OCBC phishing scam: Have “goodwill payouts” been enough to restore bank’s brand?

OCBC phishing scam: Have “goodwill payouts” been enough to restore bank’s brand?

Last month, we reported how a number of OCBC brand metrics had taken a hit, following the phishing scam which saw customers lose millions of dollars and the Monetary Authority of Singapore (MAS) warn of possible regulatory actions. But with affected customers now fully compensated, has public opinion towards the bank bounced back? 

In our earlier article, we saw how data from YouGov BrandIndex showed that OCBC’s Buzz scores – which measure whether consumers have heard more positive or negative things about the bank in the past two weeks – began to plunge from the start of January. This was followed by a decline, from mid-January, in consumer impression towards OCBC, as well as the number of consumers who would favourably recommend the bank to friends and colleagues. 

Now, latest BrandIndex data shows that even after the bank’s 19 January announcement on extending “goodwill payouts” to cover the total losses of all affected customers, OCBC’s net Impression and Recommend scores had initially continued to decline sharply. 

However, following OCBC’s announcement on 30 January that it had completed making payout arrangements to all scam victims – which had swelled from 469 to 750 people, and from $8.5 million to $13.7 million – consumers who would favourably recommend the bank started rising in number.

Consumer impression towards OCBC also briefly improved following the 30 January announcement, but started to decline again at the start of February.

As this coincided with the first few days of the Lunar New Year public holidays, when Singaporean Chinese families meet with their extended members and relatives, it is possible that social chatter around the OCBC phishing scam stories reversed initial gains for the bank.
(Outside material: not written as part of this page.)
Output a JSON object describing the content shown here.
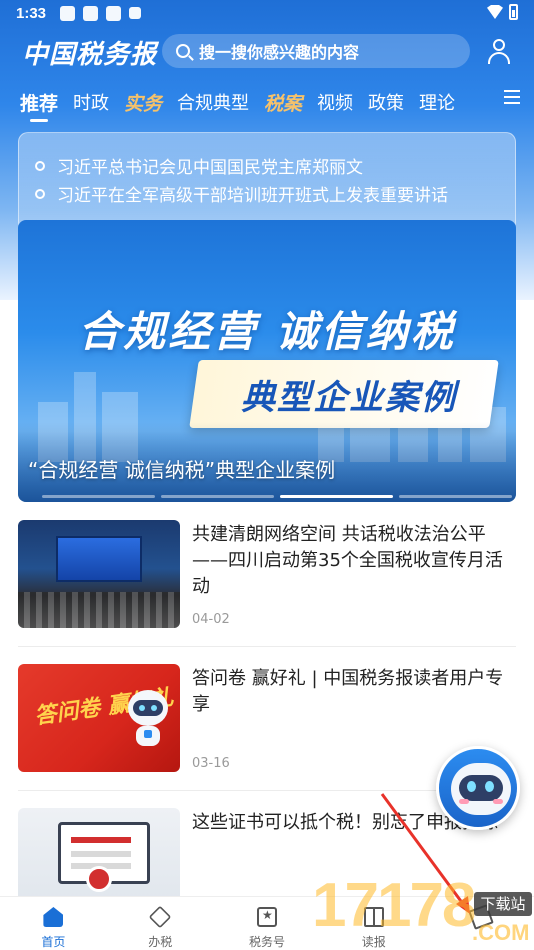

Indeed, this accords with the partial plateau in OCBC’s Buzz scores from 1-3 February, which had been on a significantly sharper upward trajectory at the end of January.  

Nonetheless, since Singapore’s financial regulator announced on 4 February that the bank’s payouts were one-off gestures that do not set “general precedent”, OCBC’s Buzz, Impression and Recommend scores have all started on a clear upward trend.  

In its announcement, MAS had emphasised that while financial institutions were expected to protect their customers’ accounts through "robust controls", banking customers were also responsible for taking necessary precautions. This includes not disclosing their banking credentials to anyone, not clicking on SMS and email links that claim to be sent by their bank, and transacting only through their bank’s official website or mobile application. 

So how soon will OCBC make a full recovery in consumer impression and recommendations?  

Will heartwarming news, first reported on 7 February in the national paper, that OCBC staff volunteers had served a Lunar New Year festive meal to 65 underprivileged families in southeast Singapore paid for by the bank aid this? YouGov BrandIndex’s daily tracking of consumer perceptions towards the brand will allow interested parties to see just how much – and how soon.  

How did the December 2021 phishing scam initially impact OCBC's brand? Read our earlier article here.

Methodology: YouGov BrandIndex collects data on thousands of brands every day. OCBC's scores are based on a 2-week moving average. Learn more about BrandIndex.